## Description of the task
The records below need to be set down again exactly; their images stay out.
*** Opening of Available data ***
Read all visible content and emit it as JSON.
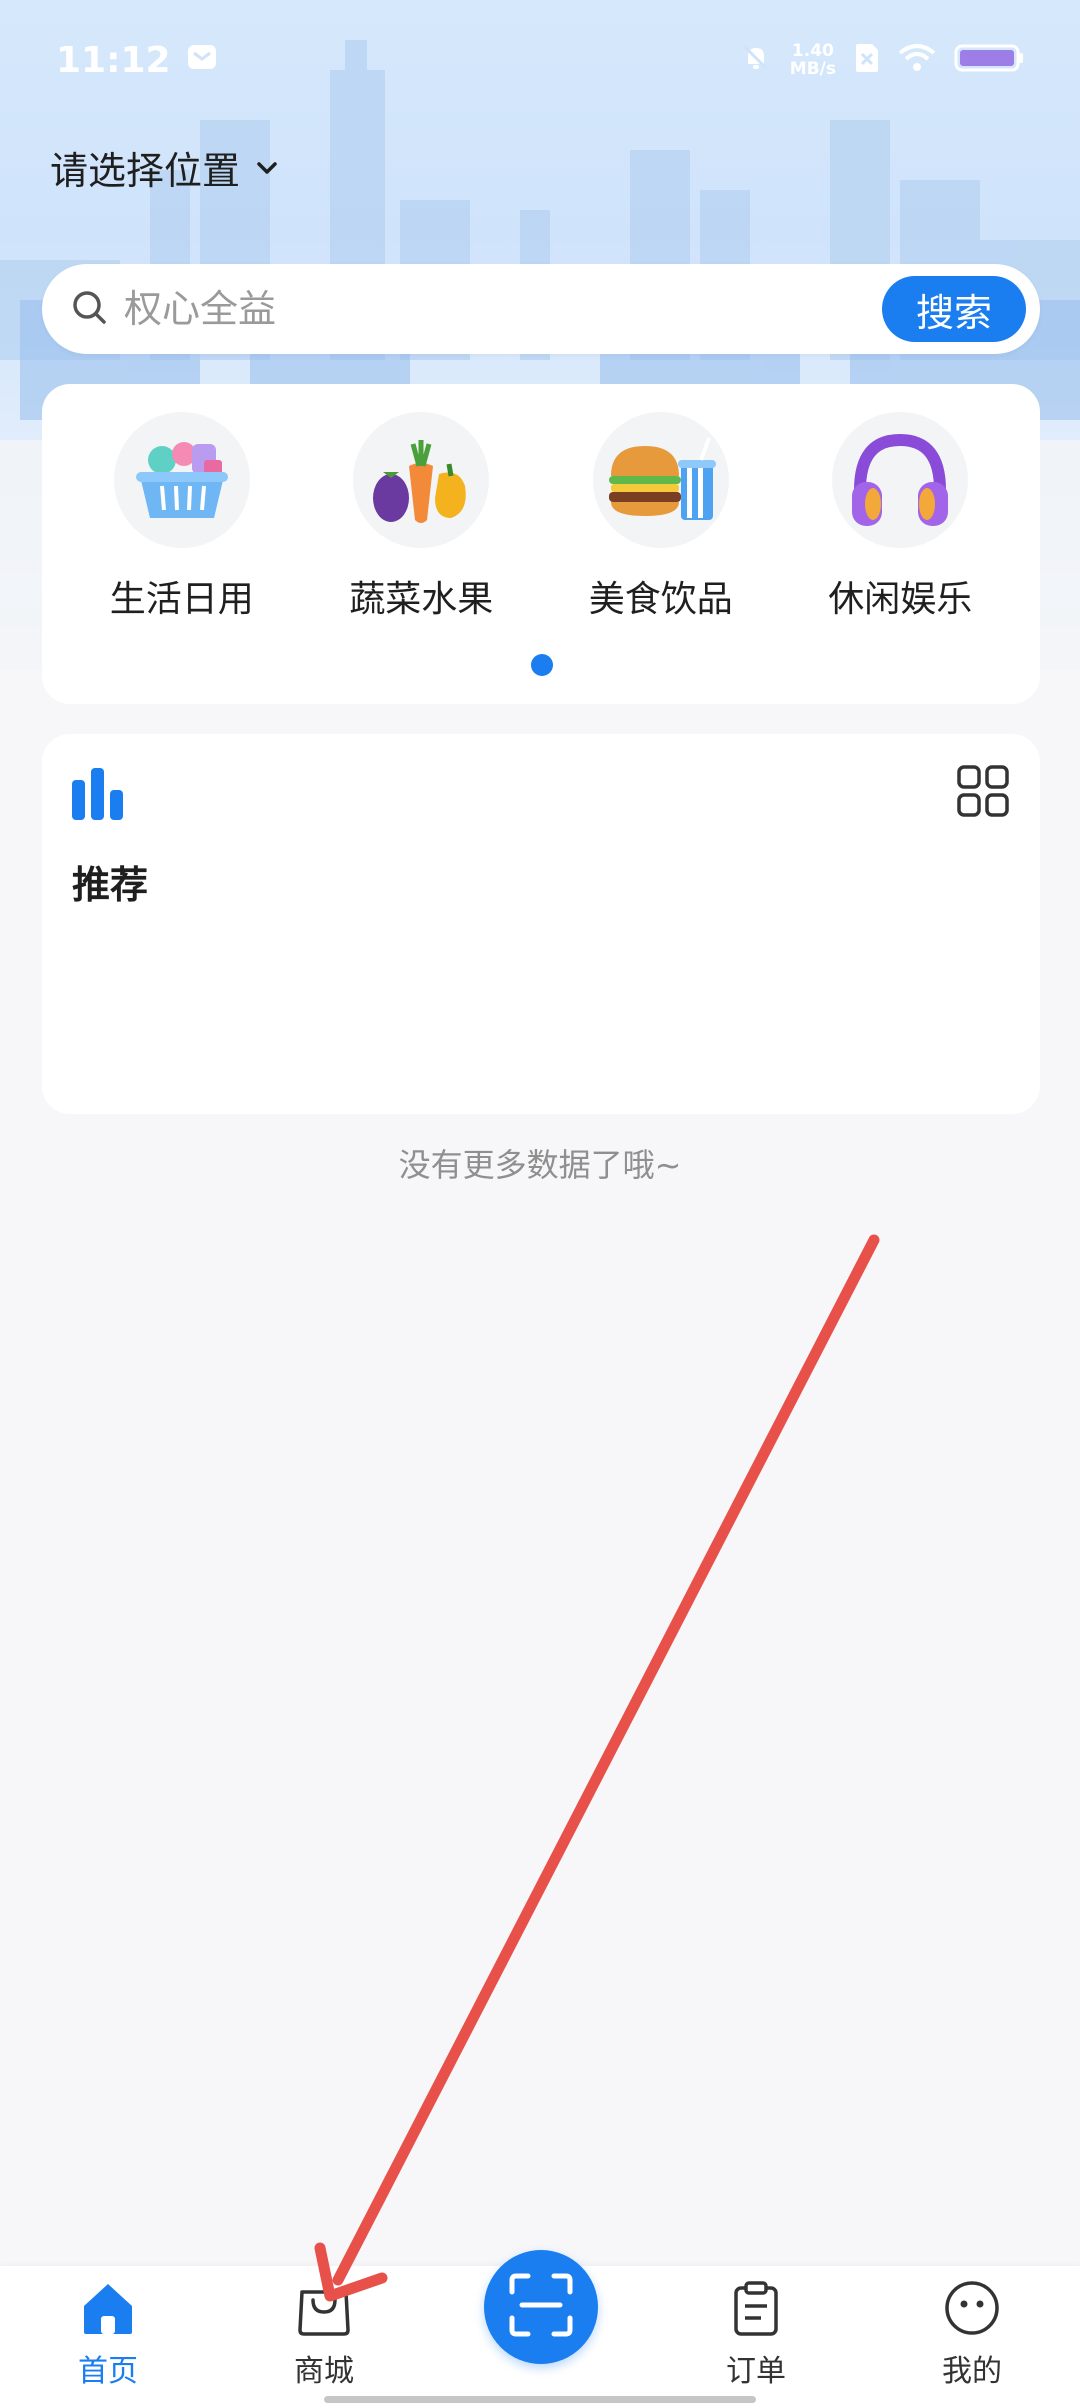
{
  "status_bar": {
    "time": "11:12",
    "net_speed_value": "1.40",
    "net_speed_unit": "MB/s",
    "icons": [
      "mail-icon",
      "mute-icon",
      "sim-icon",
      "wifi-icon",
      "battery-icon"
    ]
  },
  "header": {
    "location_label": "请选择位置"
  },
  "search": {
    "placeholder": "权心全益",
    "button_label": "搜索"
  },
  "categories": [
    {
      "label": "生活日用",
      "icon": "shopping-basket-icon"
    },
    {
      "label": "蔬菜水果",
      "icon": "vegetables-icon"
    },
    {
      "label": "美食饮品",
      "icon": "burger-drink-icon"
    },
    {
      "label": "休闲娱乐",
      "icon": "headphones-icon"
    }
  ],
  "recommend": {
    "title": "推荐"
  },
  "list_footer": {
    "text": "没有更多数据了哦~"
  },
  "bottom_nav": {
    "items": [
      {
        "label": "首页",
        "icon": "home-icon",
        "active": true
      },
      {
        "label": "商城",
        "icon": "shopping-bag-icon",
        "active": false
      },
      {
        "label": "订单",
        "icon": "clipboard-icon",
        "active": false
      },
      {
        "label": "我的",
        "icon": "face-icon",
        "active": false
      }
    ],
    "center_action": "scan-icon"
  },
  "colors": {
    "accent": "#1a7df0",
    "annotation": "#e8504a"
  }
}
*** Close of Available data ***
## Solution to this task
Read all visible content and emit it as JSON.
{
  "status_bar": {
    "time": "11:12",
    "net_speed_value": "1.40",
    "net_speed_unit": "MB/s",
    "icons": [
      "mail-icon",
      "mute-icon",
      "sim-icon",
      "wifi-icon",
      "battery-icon"
    ]
  },
  "header": {
    "location_label": "请选择位置"
  },
  "search": {
    "placeholder": "权心全益",
    "button_label": "搜索"
  },
  "categories": [
    {
      "label": "生活日用",
      "icon": "shopping-basket-icon"
    },
    {
      "label": "蔬菜水果",
      "icon": "vegetables-icon"
    },
    {
      "label": "美食饮品",
      "icon": "burger-drink-icon"
    },
    {
      "label": "休闲娱乐",
      "icon": "headphones-icon"
    }
  ],
  "recommend": {
    "title": "推荐"
  },
  "list_footer": {
    "text": "没有更多数据了哦~"
  },
  "bottom_nav": {
    "items": [
      {
        "label": "首页",
        "icon": "home-icon",
        "active": true
      },
      {
        "label": "商城",
        "icon": "shopping-bag-icon",
        "active": false
      },
      {
        "label": "订单",
        "icon": "clipboard-icon",
        "active": false
      },
      {
        "label": "我的",
        "icon": "face-icon",
        "active": false
      }
    ],
    "center_action": "scan-icon"
  },
  "colors": {
    "accent": "#1a7df0",
    "annotation": "#e8504a"
  }
}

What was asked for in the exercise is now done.